    iTunes can sell me apps with no problem for my itouch, so payment is not the issue.

    A good method to compete for Amazon would be to open up music downloads to ALL markets, I think it would be huge.

  9. Eric Says:

    I think the one thing that keeps me from buying songs from Amazon is the iTunes gift card. A couple of times a year someone will give me or my wife a gift card for iTunes and we maintain a balance in our account. To use Amazon I would have to drop the charge for a song onto a credit card. Buying songs from Apple is perceived as free by us as we never really feel the hit. If Amazon did a campaign where they pushed their own gift cards they might raise their profile in the music market.

  10. Frank Says:

    Apart from the drm free, and the “it’s not apple” and any and all other reasons one could come up with…

    Amazon mp3 does not work in europe… iTMS does…

  11. Mindchaotica Says:

    One could make the argument that you could buy from Amazon, use iTunes, and have an iPod and not ever have bought anything from the apple store.

  12. Jay Says:

    Amazon is great!
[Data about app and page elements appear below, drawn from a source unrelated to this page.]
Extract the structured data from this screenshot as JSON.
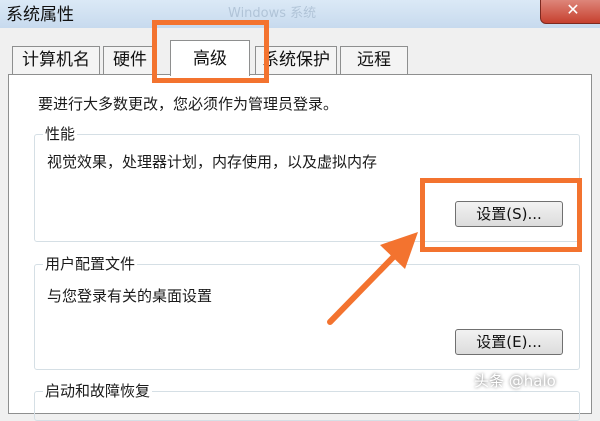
{
  "window": {
    "title": "系统属性",
    "faded_title": "Windows 系统",
    "close_label": "✕"
  },
  "tabs": [
    {
      "label": "计算机名",
      "active": false
    },
    {
      "label": "硬件",
      "active": false
    },
    {
      "label": "高级",
      "active": true
    },
    {
      "label": "系统保护",
      "active": false
    },
    {
      "label": "远程",
      "active": false
    }
  ],
  "advanced": {
    "admin_note": "要进行大多数更改，您必须作为管理员登录。",
    "performance": {
      "title": "性能",
      "description": "视觉效果，处理器计划，内存使用，以及虚拟内存",
      "button": "设置(S)..."
    },
    "user_profiles": {
      "title": "用户配置文件",
      "description": "与您登录有关的桌面设置",
      "button": "设置(E)..."
    },
    "startup_recovery": {
      "title": "启动和故障恢复"
    }
  },
  "annotations": {
    "highlight_color": "#f3732f"
  },
  "watermark": "头条 @halo"
}
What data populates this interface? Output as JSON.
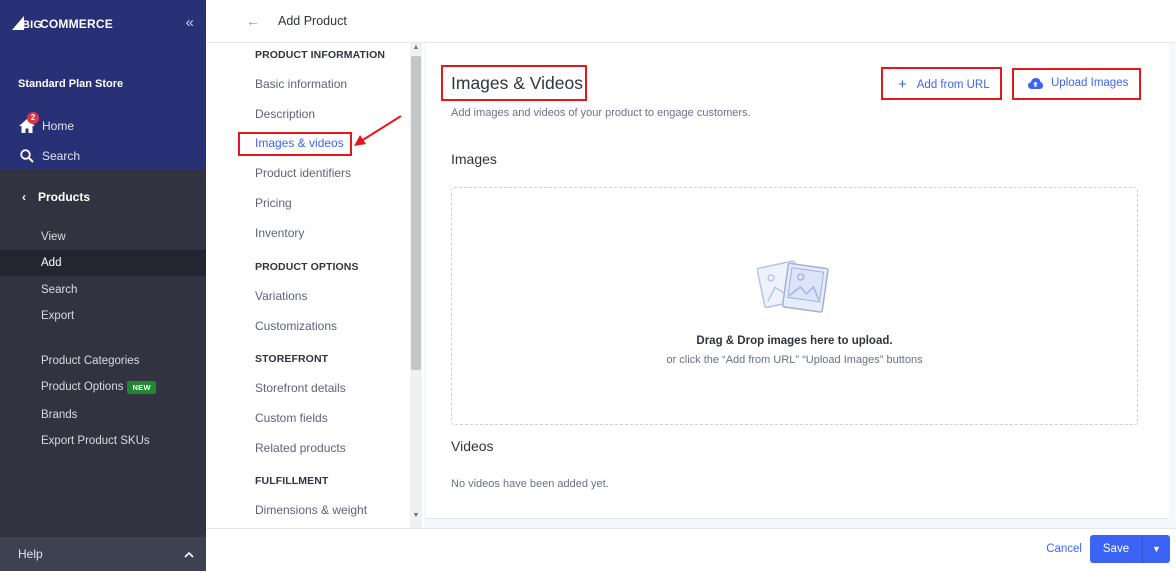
{
  "brand": {
    "name": "COMMERCE",
    "prefix": "BIG"
  },
  "store_name": "Standard Plan Store",
  "sidebar": {
    "home": {
      "label": "Home",
      "badge": "2"
    },
    "search": {
      "label": "Search"
    },
    "products": {
      "label": "Products"
    },
    "product_sub": [
      "View",
      "Add",
      "Search",
      "Export"
    ],
    "product_links": [
      "Product Categories",
      "Product Options",
      "Brands",
      "Export Product SKUs"
    ],
    "new_badge": "NEW",
    "help": "Help"
  },
  "header": {
    "title": "Add Product"
  },
  "section_nav": {
    "product_information": "PRODUCT INFORMATION",
    "basic_information": "Basic information",
    "description": "Description",
    "images_videos": "Images & videos",
    "product_identifiers": "Product identifiers",
    "pricing": "Pricing",
    "inventory": "Inventory",
    "product_options": "PRODUCT OPTIONS",
    "variations": "Variations",
    "customizations": "Customizations",
    "storefront": "STOREFRONT",
    "storefront_details": "Storefront details",
    "custom_fields": "Custom fields",
    "related_products": "Related products",
    "fulfillment": "FULFILLMENT",
    "dimensions_weight": "Dimensions & weight"
  },
  "panel": {
    "title": "Images & Videos",
    "subtitle": "Add images and videos of your product to engage customers.",
    "add_from_url": "Add from URL",
    "upload_images": "Upload Images",
    "images_heading": "Images",
    "drop_main": "Drag & Drop images here to upload.",
    "drop_sub": "or click the “Add from URL” “Upload Images” buttons",
    "videos_heading": "Videos",
    "no_videos": "No videos have been added yet."
  },
  "footer": {
    "cancel": "Cancel",
    "save": "Save"
  },
  "colors": {
    "accent": "#3c64f4",
    "sidebar_top": "#293176",
    "sidebar": "#313440",
    "annotation": "#e8151b",
    "new_badge": "#208831"
  }
}
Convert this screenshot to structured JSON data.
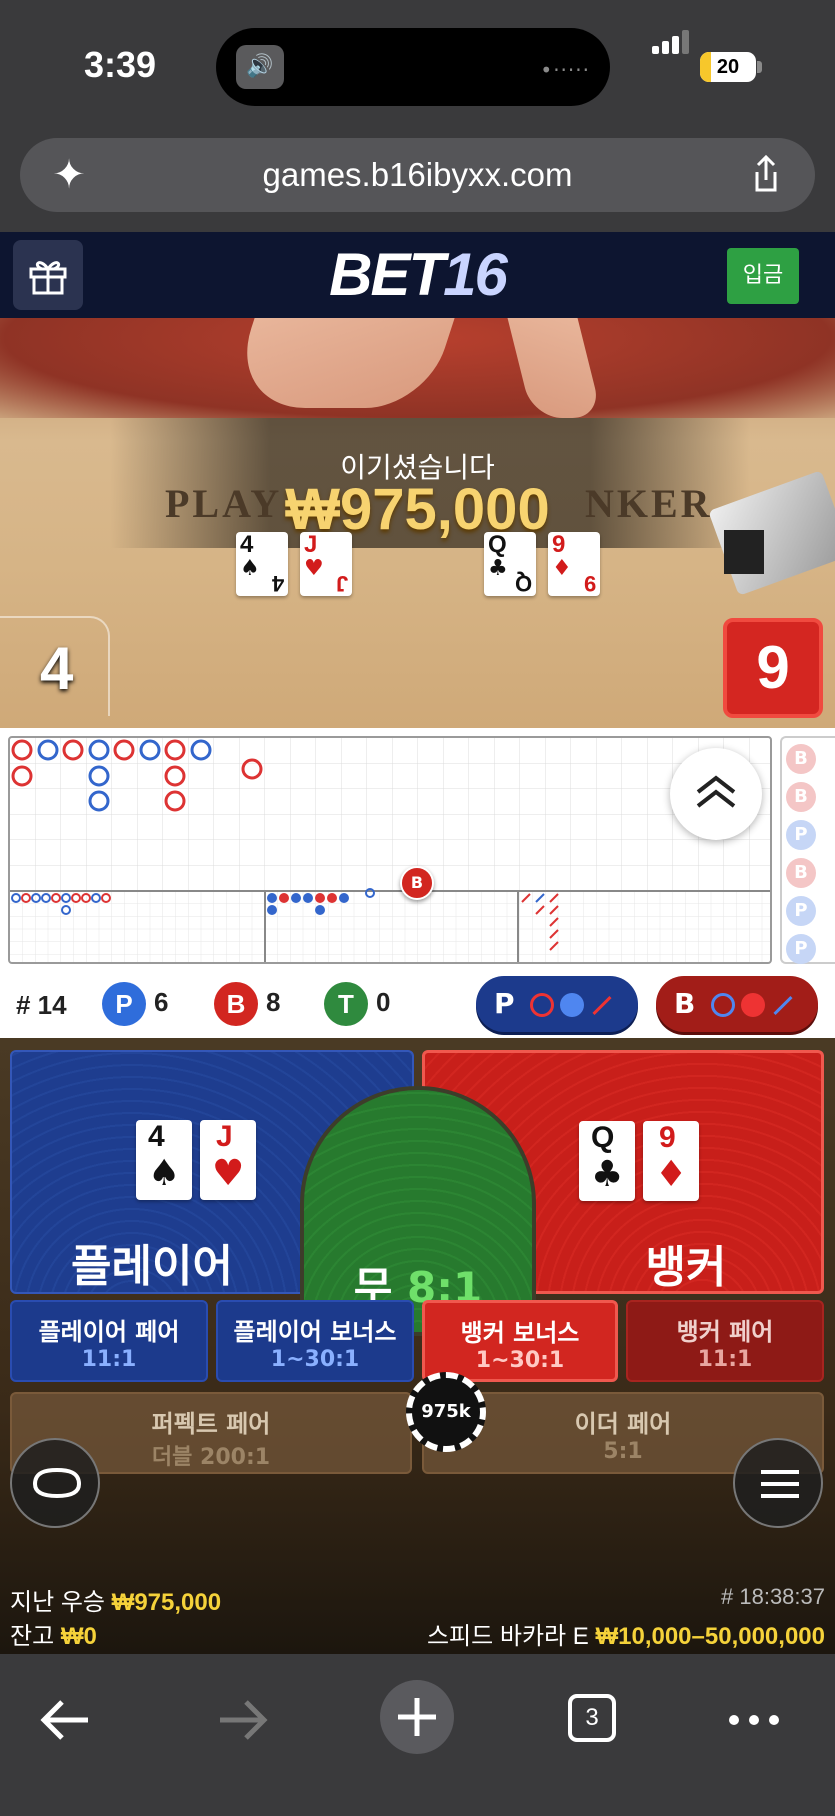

Their deal of the day is epic and they even have new stuff really cheap. I just got Folie a Deux by Fall Out Boy and Day and Age by the Killers for 3.99 and All American Rejects’ Newest for 2.99. All of that on the day it was released! iTunes doesn’t even come close in terms of price if you get that sort of deal. Also, the lack of DRM is great too.

  13. EddyKilowatt Says:

    Hmmmm, hadn’t realized that Amazon’s MP3 store was faring poorly… it’s my first-stop shop for digital music. Hope they persevere and eventually give Apple some competition.

    For me it’s not about copy protection (I only have one computer and one player) or even the Apple platform (since I use iTunes and my iPhone)… it’s about format and open standards, and five years down the road being able to play my music on whatever platform I like best at that time.

    My teenage son sticks to the Apple Store though, even after I showed him Amazon and the Downloader and explained about open standards. I haven’t pushed him on the reasons why, but suspect it is some combo of comfort level, simplicity, and perhaps peer (did someone say ‘herd’?) influence.